McGowan, K. (2016). When Is Big Data Bad Data? When It Causes Bias. Available at (01/06/2017)

McKelvey, C. (2017) Got (algo)rithm? Show us your moves. Available at (01/06/2017)

Merler S. (2017). Big data and first-degree price discrimination. Available at (01/06/2017)

Ryoo, J. (2016). Big data security problems threaten consumers’ privacy. Available at (01/06/2017)

Sigdyal, P. (2016). Critics allege big data can be discriminatory, but is it really bias? Available at (01/06/2017)

Timm, A. (2017). Big Data Can Solve Discrimination. Available at (01/06/2017)

Smith, M., Patil, DJ., Muñoz, C. (2016). Big Risks, Big Opportunities: the Intersection of Big Data and Civil Rights. Available at (01/06/2017)

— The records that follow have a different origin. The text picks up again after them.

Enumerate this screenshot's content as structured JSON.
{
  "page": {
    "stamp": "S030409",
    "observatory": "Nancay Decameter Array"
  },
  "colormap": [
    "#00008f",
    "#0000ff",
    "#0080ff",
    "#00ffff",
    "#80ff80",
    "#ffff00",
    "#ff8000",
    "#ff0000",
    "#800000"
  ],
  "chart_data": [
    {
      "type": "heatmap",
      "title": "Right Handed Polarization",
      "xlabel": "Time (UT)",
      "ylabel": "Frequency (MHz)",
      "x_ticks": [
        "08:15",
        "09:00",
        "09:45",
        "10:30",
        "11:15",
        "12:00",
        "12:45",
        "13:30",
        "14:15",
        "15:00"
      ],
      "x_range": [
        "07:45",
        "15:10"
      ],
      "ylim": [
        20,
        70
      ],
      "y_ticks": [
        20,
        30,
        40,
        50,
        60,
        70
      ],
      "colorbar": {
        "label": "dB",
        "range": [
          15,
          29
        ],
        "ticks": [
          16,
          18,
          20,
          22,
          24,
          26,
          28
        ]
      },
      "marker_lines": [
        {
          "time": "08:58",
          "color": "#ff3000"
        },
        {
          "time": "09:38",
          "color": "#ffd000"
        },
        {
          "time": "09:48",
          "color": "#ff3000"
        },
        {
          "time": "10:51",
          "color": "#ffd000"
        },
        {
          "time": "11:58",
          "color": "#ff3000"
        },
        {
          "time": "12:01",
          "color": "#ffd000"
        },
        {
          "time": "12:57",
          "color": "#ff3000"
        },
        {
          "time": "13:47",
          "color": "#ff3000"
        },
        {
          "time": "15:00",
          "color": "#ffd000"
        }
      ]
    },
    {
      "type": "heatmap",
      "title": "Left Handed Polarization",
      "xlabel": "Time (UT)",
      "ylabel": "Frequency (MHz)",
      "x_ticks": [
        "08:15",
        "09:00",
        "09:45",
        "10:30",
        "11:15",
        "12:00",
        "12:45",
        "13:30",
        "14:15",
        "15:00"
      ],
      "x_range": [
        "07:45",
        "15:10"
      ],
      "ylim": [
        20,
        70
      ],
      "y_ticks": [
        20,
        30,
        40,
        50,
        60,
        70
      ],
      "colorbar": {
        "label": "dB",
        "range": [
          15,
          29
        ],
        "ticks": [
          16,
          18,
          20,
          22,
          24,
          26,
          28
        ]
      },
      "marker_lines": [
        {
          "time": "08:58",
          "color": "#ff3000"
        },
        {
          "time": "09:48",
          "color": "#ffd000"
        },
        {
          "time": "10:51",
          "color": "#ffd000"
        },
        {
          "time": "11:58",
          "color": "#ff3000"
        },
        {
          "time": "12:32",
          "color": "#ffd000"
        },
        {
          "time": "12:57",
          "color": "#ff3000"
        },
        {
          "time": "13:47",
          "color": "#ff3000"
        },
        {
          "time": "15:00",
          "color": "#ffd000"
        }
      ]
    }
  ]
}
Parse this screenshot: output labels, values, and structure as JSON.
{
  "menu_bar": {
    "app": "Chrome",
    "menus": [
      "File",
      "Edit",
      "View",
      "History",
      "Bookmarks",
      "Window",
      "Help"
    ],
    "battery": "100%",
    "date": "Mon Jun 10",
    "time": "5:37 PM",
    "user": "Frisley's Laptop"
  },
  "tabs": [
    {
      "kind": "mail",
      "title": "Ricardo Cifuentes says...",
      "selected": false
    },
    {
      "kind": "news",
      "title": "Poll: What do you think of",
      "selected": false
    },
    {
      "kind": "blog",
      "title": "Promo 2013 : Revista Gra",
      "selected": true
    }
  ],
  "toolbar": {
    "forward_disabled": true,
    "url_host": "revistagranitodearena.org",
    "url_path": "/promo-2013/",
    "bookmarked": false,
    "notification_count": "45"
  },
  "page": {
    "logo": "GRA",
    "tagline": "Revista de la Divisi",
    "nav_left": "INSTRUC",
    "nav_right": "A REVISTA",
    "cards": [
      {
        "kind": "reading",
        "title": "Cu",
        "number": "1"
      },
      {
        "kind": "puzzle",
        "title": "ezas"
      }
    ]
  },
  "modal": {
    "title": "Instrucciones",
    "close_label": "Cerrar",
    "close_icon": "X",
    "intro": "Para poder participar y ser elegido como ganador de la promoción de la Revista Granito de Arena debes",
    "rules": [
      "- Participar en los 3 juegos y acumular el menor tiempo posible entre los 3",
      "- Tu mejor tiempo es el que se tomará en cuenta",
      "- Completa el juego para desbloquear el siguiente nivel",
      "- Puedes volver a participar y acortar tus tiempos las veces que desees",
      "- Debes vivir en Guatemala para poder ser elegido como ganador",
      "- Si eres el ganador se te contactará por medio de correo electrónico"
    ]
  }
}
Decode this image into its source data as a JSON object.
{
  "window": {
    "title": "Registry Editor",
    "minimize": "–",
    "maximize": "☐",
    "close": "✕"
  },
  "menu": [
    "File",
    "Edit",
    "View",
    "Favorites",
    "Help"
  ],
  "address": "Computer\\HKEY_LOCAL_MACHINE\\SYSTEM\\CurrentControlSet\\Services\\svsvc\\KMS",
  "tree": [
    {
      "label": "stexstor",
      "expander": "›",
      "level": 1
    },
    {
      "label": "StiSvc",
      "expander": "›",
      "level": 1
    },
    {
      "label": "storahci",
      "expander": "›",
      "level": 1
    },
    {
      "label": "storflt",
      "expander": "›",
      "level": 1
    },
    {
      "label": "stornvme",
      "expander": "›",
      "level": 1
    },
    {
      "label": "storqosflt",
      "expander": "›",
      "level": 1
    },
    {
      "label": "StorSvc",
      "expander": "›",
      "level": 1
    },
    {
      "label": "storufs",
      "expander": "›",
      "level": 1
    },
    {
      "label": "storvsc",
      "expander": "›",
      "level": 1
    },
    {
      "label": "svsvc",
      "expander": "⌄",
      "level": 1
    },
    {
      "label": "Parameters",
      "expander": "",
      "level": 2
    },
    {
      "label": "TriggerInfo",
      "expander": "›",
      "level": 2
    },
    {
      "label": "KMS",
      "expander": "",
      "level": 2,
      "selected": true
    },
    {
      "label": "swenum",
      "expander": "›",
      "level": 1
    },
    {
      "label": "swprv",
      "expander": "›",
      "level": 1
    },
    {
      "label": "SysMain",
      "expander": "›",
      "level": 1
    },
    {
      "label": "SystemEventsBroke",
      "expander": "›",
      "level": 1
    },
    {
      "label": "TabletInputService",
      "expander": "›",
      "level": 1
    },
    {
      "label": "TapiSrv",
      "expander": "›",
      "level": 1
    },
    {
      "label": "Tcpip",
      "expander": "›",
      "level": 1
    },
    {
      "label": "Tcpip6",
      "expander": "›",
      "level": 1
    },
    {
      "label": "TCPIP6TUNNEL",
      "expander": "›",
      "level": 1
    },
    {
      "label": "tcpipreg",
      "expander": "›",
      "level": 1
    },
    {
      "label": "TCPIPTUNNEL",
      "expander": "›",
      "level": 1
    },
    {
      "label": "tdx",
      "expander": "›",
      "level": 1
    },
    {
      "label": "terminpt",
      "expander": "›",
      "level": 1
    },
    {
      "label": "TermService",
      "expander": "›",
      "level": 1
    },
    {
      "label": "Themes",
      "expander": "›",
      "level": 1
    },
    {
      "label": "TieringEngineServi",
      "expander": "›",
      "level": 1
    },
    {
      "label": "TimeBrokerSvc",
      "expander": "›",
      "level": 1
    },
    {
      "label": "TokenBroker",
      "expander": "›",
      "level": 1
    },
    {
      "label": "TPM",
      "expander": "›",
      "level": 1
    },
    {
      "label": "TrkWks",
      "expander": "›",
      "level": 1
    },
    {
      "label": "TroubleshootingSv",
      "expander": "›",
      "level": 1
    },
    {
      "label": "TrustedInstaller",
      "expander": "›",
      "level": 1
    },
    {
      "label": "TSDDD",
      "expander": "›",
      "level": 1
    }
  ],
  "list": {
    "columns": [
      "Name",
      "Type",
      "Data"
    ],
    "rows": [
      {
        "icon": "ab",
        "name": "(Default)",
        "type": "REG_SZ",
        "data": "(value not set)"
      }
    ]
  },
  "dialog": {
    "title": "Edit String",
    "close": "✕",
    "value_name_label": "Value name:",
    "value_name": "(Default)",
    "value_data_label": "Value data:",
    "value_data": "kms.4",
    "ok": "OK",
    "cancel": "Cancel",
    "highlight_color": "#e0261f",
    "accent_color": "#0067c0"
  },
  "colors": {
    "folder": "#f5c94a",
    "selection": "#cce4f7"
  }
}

U.S. Equal Employment Opportunity Commission (2016). Use of Big Data Has Implications for Equal Employment Opportunity, Panel Tells EEOC. Available at (01/06/2017)